The Name Game is the best game to play with a large group of people – hands down. I learned it from friends in college and later found other friends with Usborne Books & More who played it under a different name or with a twist.
Just this past weekend, we added a new rule!!!
□ A group of 4+ people, split into two teams. Ideally, you’ll have 8-30.
□ Slips of paper
□ A timer or second hand on a watch
□ A large enough container to hold the slips of paper folded in half (hat, fishbowl, salad bowl, hotel room ice bucket, etc.)
Hand out the same number of slips of paper to each person and have pens available. Ask them to write down names of:
Names of people who are alive or dead or fictional characters that most of the people in the room should know.
The key word there is “should” because while most of the people in any given room in the U.S.A. should know the names of all our former Presidents, they may not…but they should. Make sure you clarify this rule with everyone prior to playing, so there are no hard feelings. Also, please determine in your group what “most” will mean. Is that a simple majority, or do you think it needs to be 75% of the room?
A final word on names – you may want to set your own particular parameters. While playing with business colleagues, for instance, you might want to eliminate certain people from being included so you don’t get their name written down ten times. At my Advanced Leadership Retreat for Usborne Books & More, we always eliminate certain names like Peter Usborne or Randall White (Founder/CEO)
Fold each slip of paper in half and place it in the container!
The Name Game is played in three rounds. Each round is played with the same names on slips of paper, so don’t destroy them and pay attention even if your team isn’t taking its turn.

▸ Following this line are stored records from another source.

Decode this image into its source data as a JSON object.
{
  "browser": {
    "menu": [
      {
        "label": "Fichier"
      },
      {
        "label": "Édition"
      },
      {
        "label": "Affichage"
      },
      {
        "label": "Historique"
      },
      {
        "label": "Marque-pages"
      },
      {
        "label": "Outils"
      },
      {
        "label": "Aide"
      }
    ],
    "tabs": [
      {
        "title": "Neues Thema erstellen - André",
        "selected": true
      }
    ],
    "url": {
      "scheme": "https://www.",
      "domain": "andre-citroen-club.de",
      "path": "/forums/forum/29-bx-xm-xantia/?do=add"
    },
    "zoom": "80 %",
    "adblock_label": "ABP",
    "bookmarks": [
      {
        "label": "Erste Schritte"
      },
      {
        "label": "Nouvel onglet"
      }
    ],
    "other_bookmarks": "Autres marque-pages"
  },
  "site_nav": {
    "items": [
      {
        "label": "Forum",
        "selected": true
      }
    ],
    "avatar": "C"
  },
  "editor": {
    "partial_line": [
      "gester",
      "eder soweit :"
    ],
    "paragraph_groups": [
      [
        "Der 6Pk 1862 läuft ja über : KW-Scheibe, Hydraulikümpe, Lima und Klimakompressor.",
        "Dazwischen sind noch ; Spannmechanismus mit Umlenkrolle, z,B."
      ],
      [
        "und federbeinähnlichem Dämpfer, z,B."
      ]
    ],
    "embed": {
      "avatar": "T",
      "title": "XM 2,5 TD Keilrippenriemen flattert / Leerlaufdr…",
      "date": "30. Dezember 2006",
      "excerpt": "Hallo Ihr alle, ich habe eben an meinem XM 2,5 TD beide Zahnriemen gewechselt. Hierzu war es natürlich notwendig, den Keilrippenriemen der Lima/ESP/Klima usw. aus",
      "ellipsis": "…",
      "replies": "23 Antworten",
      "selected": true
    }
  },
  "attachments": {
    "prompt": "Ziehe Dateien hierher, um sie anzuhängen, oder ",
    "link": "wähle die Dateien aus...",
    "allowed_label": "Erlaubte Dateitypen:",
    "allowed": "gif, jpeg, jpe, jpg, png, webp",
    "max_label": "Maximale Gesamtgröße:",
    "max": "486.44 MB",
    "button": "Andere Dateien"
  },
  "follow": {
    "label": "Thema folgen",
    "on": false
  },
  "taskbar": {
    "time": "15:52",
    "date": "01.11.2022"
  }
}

First round: Traditional “old style” Name Game – verbal charades – pick up a slip of paper, open it, read the name to yourself, and begin giving verbal clues as to who the person/character is/was. For example: Theodore Roosevelt – clues: “One of our Presidents in the early 1900s…they named a toy bear after him….a golfer….the rough riders….set aside a ton of land as national parks….he’s the one with glasses at Mount Rushmore!” You may NOT say, “T.R.” or “They named the Teddy bear after him” or “his last name starts with Rose” – nothing that points out his initials or name or variations of his name are disallowed. You also cannot use “rhymes with” to get them to guess the name.
To get them to guess “Tom Hanks,” you cannot say, “Rhymes with banks!” You can say, “Rhymes with the place we put our money for safekeeping.”
Titles are okay, usually, except in situations where the character’s name includes the title and it’s a key component like “Doctor Doolittle” or “Colonel Sanders”. You also must get your team to guess exactly what is written on the slip. So, if someone has written down, “Wolfgang Amadeus Mozart” you may not take “Mozart” as a correct answer and go on to the next name.
Another tip – when you get really stuck or when you don’t know the name, try at least saying whether it’s a man, a woman, how many names, that the first name starts with a letter near the end of the alphabet, etc. You never know who put those names in the bowl and they may be on your team!
Second Round: Same as the first, but this time the clues are limited to one word only. Yes – one word. See how important it is to pay attention to the first round? You can repeat the word over and over, you can say it to a rhythm, you can even sing it, but you cannot say another word or use any gestures at all. Not even eye movements that are meant as clues can be used. So, following the first example, to get your team to say Theodore Roosevelt, the clue might be, “President” or “bear” or “Rushmore”.
Third Round: Traditional Charades – no words at all! This time, in order to get them to guess Theodore Roosevelt, you might motion to your face to indicate you are wearing glasses, you might make movements to indicate you are riding a horse or playing golf or you may just salute. When all else fails, try the traditional “sounds like” or go to syllables. First word…third syllable….door. Get it?
Playing a turn:
On each turn, one person from one team gets up, takes the bowl, and gets 30 seconds to try to get their team to guess as many names as possible. The opposing team times them.
When time is up, play stops and the other team takes their turn. If you’re in the middle of giving clues for a name and your team doesn’t get the answer, it gets put back in the bowl. Do not discuss it! None of this, “How did you not get Theodore Roosevelt!!?” Every member of each team should play at trying to get people to guess. Sometimes you get folks who just won’t want to do that, but they’ll want to guess. That’s fine, but don’t let it be that the best clue givers are getting up each time. It’s easiest to keep a pile of your slips for each round, count them up, and put them back in at the end of rounds one and two, and then tally your score somewhere. The winner is the team with the highest score at the end of three rounds, but everyone is a winner because you’ll all have fun, laugh and maybe learn a little something!
At Advanced Leadership Retreat, 2016, we instituted a new rule!
Should your team find itself behind by 10+ points after any of the rounds, the team who is behind can yell, “Cutthroat,” and then, in the rest of the rounds, should the person playing their turn break any rules on a name, the slip
goes to the opposing team rather than back in the bowl!!!!
Let me know if you have questions! And post about where and when you’ve played and let us know about it!